Despite the advancing/scratching problems, I was relieved to see that the 16 exposures I had made all came out. This time around, I decided to use the newer bottle of Rodinal for the stand and I had also mixed up some new fixer after the last batch went all pink. I had been tempted to try out the new batch of Diafine I had (finally) gotten around to mixing the day after the failed Rodinal stand but since I'd not been having the best photo luck in the new place, I decided not to tempt fate. While on the subject of teh new place and my less-than-great photo luck, get this: I open the new box of Diafine and see that each can is marked with a paper tag. Fine. Nothing new or surprising here. Each tag has a letter and series of numbers. The letter on each paper tag identifies whether the can is the powder for the A solution or the B solution. (It's crucial that none of the B solution mixes with, or gets into, the A solution.) Where things get confusing for me is that I happen to notice that the can with the paper tag marked B has two A's embossed in the metal of the can. The can with the paper tag marked A has (you guessed it) two B's on the can. Sigh. Noting that one can is much heavier than the other, I attempt an online search to determine whether the A or B can of Diafine is typically heavier. I find nothing. So I call freestyle and try to explain the problem. The woman I spoke to there was extremely helpful. She pulled some Diafine from the shelf there and said that the product she was looking at was, in fact, properly marked. That is to say, the can embossed with the A's had the A sticker and the B can had the B sticker. She also confirmed for me that the B can was the heavier of the two. In the end, I decided to trust the paper tags. I mixed the new batch but, still not convinced that my run of less-than-great photo luck has run its course, I have not yet tested it.

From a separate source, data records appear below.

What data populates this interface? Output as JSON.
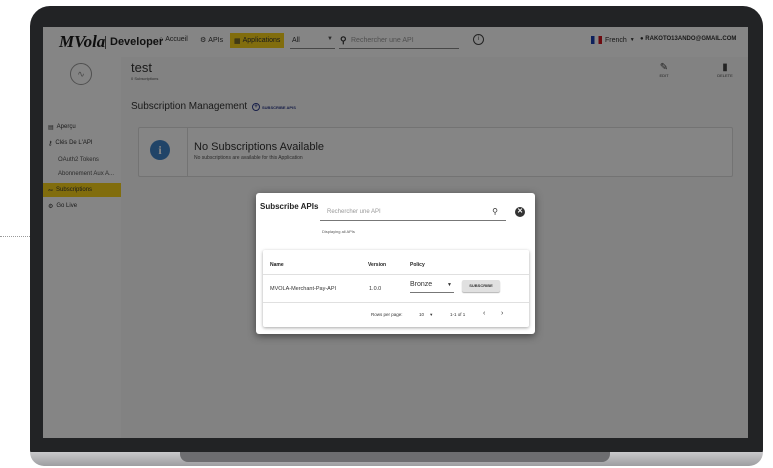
{
  "header": {
    "logo": "MVola",
    "brand": "Developer",
    "nav": {
      "home": "Accueil",
      "apis": "APIs",
      "applications": "Applications"
    },
    "filter_value": "All",
    "search_placeholder": "Rechercher une API",
    "language": "French",
    "user_email": "RAKOTO13ANDO@GMAIL.COM"
  },
  "sidebar": {
    "items": [
      {
        "label": "Aperçu"
      },
      {
        "label": "Clés De L'API"
      },
      {
        "label": "OAuth2 Tokens"
      },
      {
        "label": "Abonnement Aux A..."
      },
      {
        "label": "Subscriptions"
      },
      {
        "label": "Go Live"
      }
    ]
  },
  "app": {
    "title": "test",
    "subscriptions_count": "0 Subscriptions",
    "edit_label": "EDIT",
    "delete_label": "DELETE"
  },
  "subscription": {
    "title": "Subscription Management",
    "subscribe_apis_label": "SUBSCRIBE APIS",
    "empty_title": "No Subscriptions Available",
    "empty_subtitle": "No subscriptions are available for this Application"
  },
  "modal": {
    "title": "Subscribe APIs",
    "search_placeholder": "Rechercher une API",
    "displaying": "Displaying all APIs",
    "columns": [
      "Name",
      "Version",
      "Policy"
    ],
    "row": {
      "name": "MVOLA-Merchant-Pay-API",
      "version": "1.0.0",
      "policy": "Bronze",
      "action_label": "SUBSCRIBE"
    },
    "rows_per_page_label": "Rows per page:",
    "rows_per_page_value": "10",
    "range": "1-1 of 1"
  }
}
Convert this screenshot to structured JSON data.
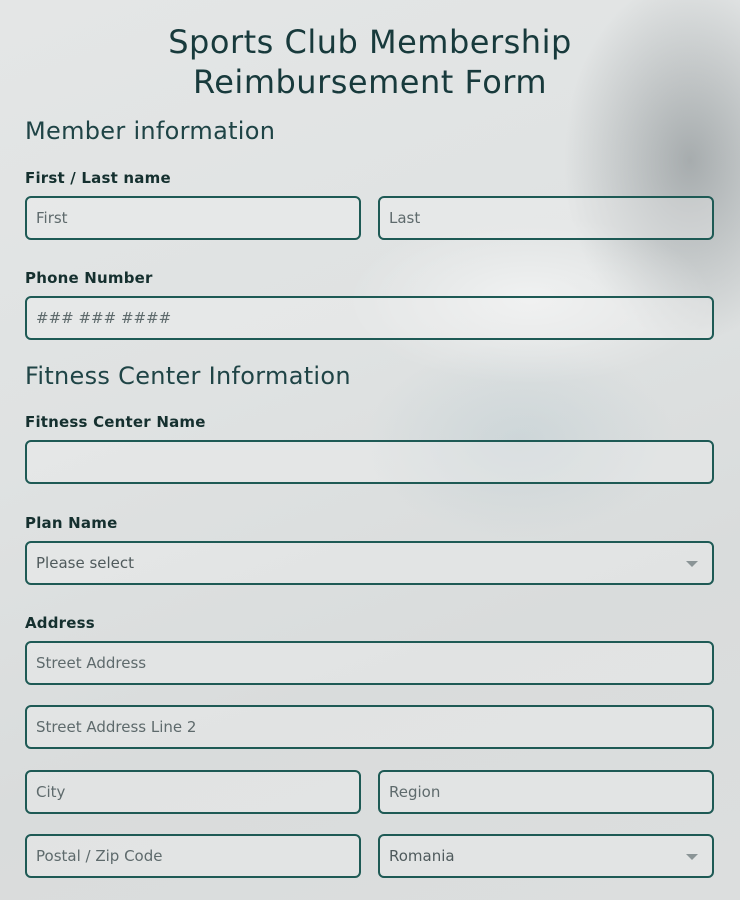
{
  "form": {
    "title_line1": "Sports Club Membership",
    "title_line2": "Reimbursement Form",
    "member_section": "Member information",
    "name_label": "First / Last name",
    "first_placeholder": "First",
    "last_placeholder": "Last",
    "phone_label": "Phone Number",
    "phone_placeholder": "### ### ####",
    "fitness_section": "Fitness Center Information",
    "center_name_label": "Fitness Center Name",
    "center_name_placeholder": "",
    "plan_label": "Plan Name",
    "plan_selected": "Please select",
    "address_label": "Address",
    "street_placeholder": "Street Address",
    "street2_placeholder": "Street Address Line 2",
    "city_placeholder": "City",
    "region_placeholder": "Region",
    "postal_placeholder": "Postal / Zip Code",
    "country_selected": "Romania"
  },
  "colors": {
    "accent": "#1e5a55",
    "title": "#183a3c",
    "background": "#dfe2e2"
  },
  "icons": {
    "plan_dropdown": "caret-down-icon",
    "country_dropdown": "caret-down-icon"
  }
}
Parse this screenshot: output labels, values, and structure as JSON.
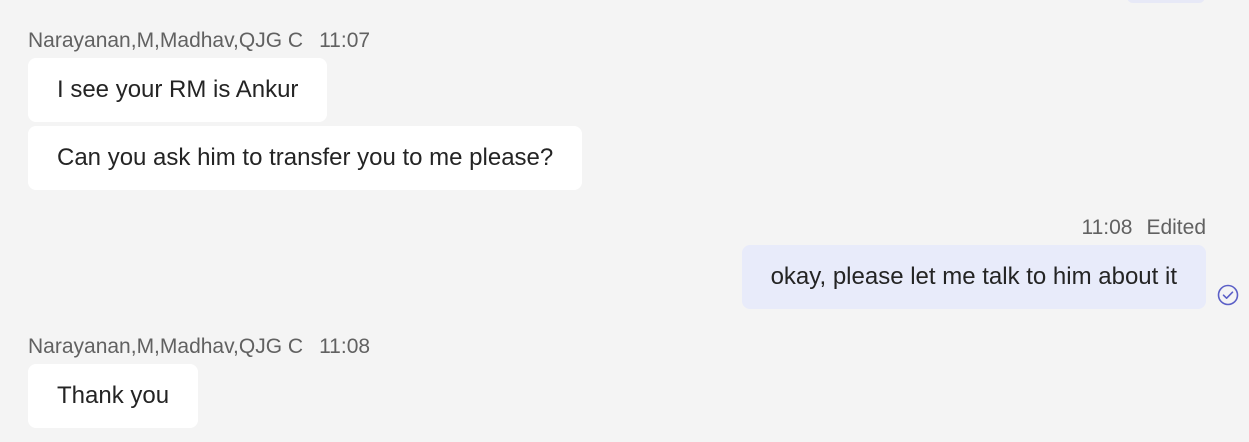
{
  "conversation": {
    "messages": [
      {
        "sender": "Narayanan,M,Madhav,QJG C",
        "time": "11:07",
        "lines": [
          "I see your RM is Ankur",
          "Can you ask him to transfer you to me please?"
        ]
      },
      {
        "time": "11:08",
        "edited_label": "Edited",
        "lines": [
          "okay, please let me talk to him about it"
        ],
        "status_icon": "sent-check-icon"
      },
      {
        "sender": "Narayanan,M,Madhav,QJG C",
        "time": "11:08",
        "lines": [
          "Thank you"
        ]
      }
    ]
  },
  "colors": {
    "background": "#f4f4f4",
    "incoming_bubble": "#ffffff",
    "outgoing_bubble": "#e8ebfa",
    "meta_text": "#616161",
    "accent": "#5b5fc7"
  }
}
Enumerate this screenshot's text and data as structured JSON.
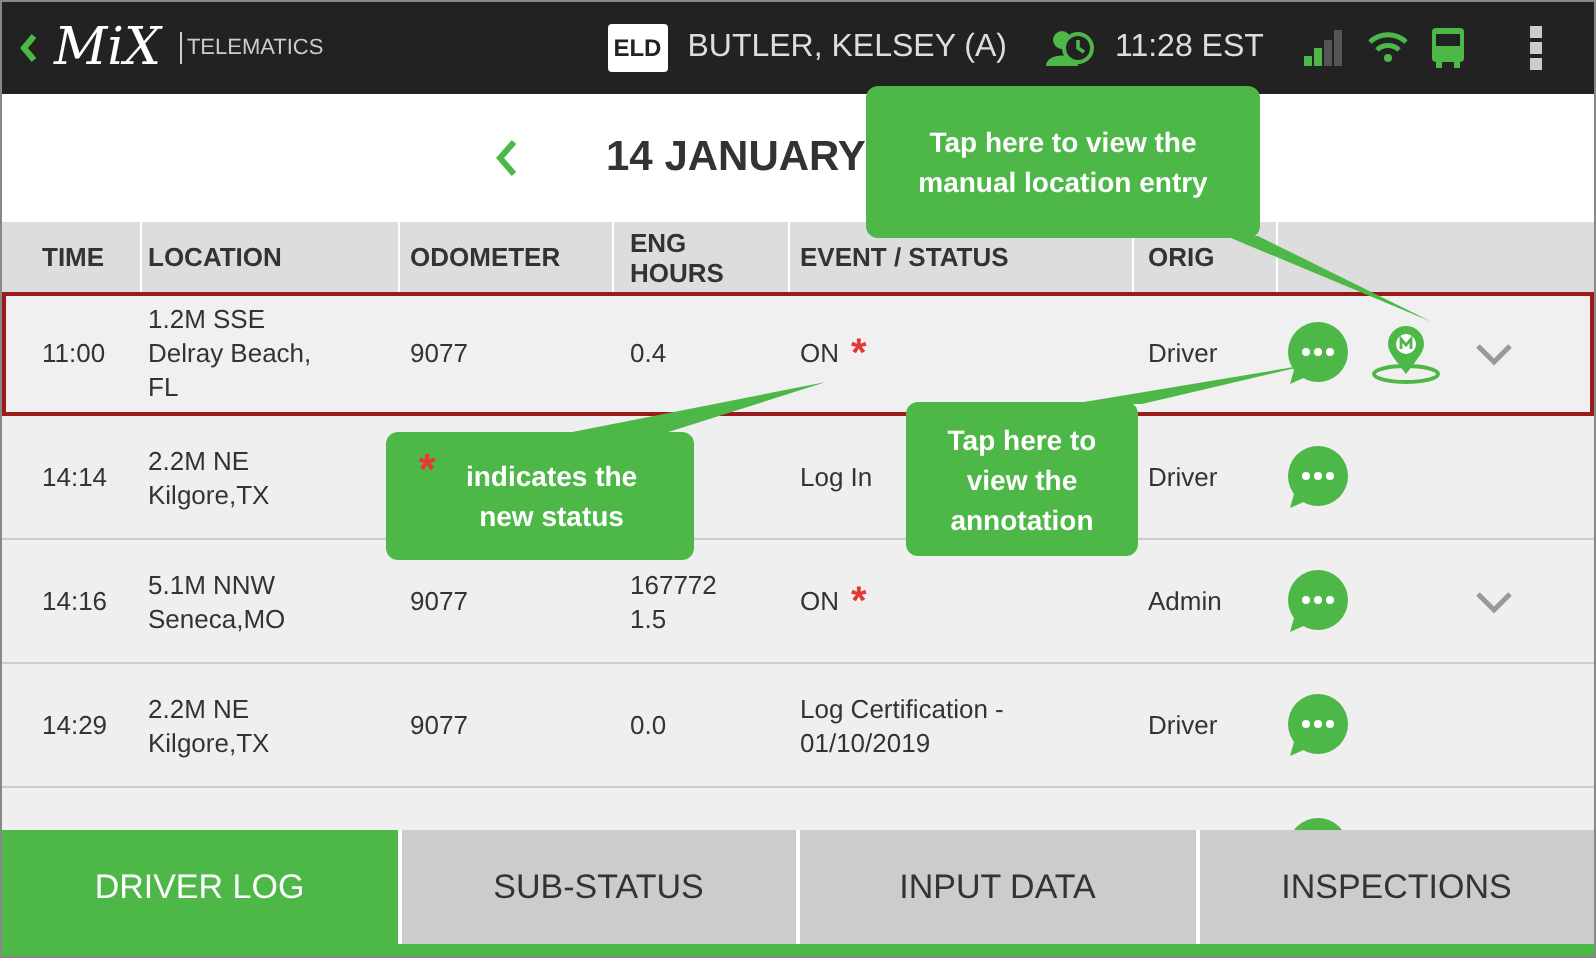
{
  "top_bar": {
    "logo": "MiX",
    "brand": "TELEMATICS",
    "eld_badge": "ELD",
    "driver": "BUTLER, KELSEY (A)",
    "time": "11:28 EST"
  },
  "date_header": {
    "date": "14 JANUARY"
  },
  "table": {
    "columns": [
      "TIME",
      "LOCATION",
      "ODOMETER",
      "ENG HOURS",
      "EVENT / STATUS",
      "ORIG"
    ],
    "rows": [
      {
        "time": "11:00",
        "location": "1.2M SSE Delray Beach, FL",
        "odometer": "9077",
        "eng_hours": "0.4",
        "event": "ON",
        "status_mark": "*",
        "origin": "Driver",
        "annotation": true,
        "location_entry": true,
        "expandable": true,
        "selected": true
      },
      {
        "time": "14:14",
        "location": "2.2M NE Kilgore,TX",
        "event": "Log In",
        "origin": "Driver",
        "annotation": true,
        "location_entry": false,
        "expandable": false,
        "selected": false
      },
      {
        "time": "14:16",
        "location": "5.1M NNW Seneca,MO",
        "odometer": "9077",
        "eng_hours": "167772 1.5",
        "event": "ON",
        "status_mark": "*",
        "origin": "Admin",
        "annotation": true,
        "location_entry": false,
        "expandable": true,
        "selected": false
      },
      {
        "time": "14:29",
        "location": "2.2M NE Kilgore,TX",
        "odometer": "9077",
        "eng_hours": "0.0",
        "event": "Log Certification - 01/10/2019",
        "origin": "Driver",
        "annotation": true,
        "location_entry": false,
        "expandable": false,
        "selected": false
      },
      {
        "annotation": true,
        "location_entry": false,
        "expandable": false,
        "selected": false
      }
    ]
  },
  "tabs": [
    {
      "label": "DRIVER LOG",
      "selected": true
    },
    {
      "label": "SUB-STATUS",
      "selected": false
    },
    {
      "label": "INPUT DATA",
      "selected": false
    },
    {
      "label": "INSPECTIONS",
      "selected": false
    }
  ],
  "callouts": [
    {
      "kind": "location",
      "text": "Tap here to view the manual location entry"
    },
    {
      "kind": "status",
      "text": "indicates the new status",
      "mark": "*"
    },
    {
      "kind": "annotation",
      "text": "Tap here to view the annotation"
    }
  ]
}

Here's to hoping that things that begin in such a wacky way actually end up working out really well. I'd really hate to have to move again.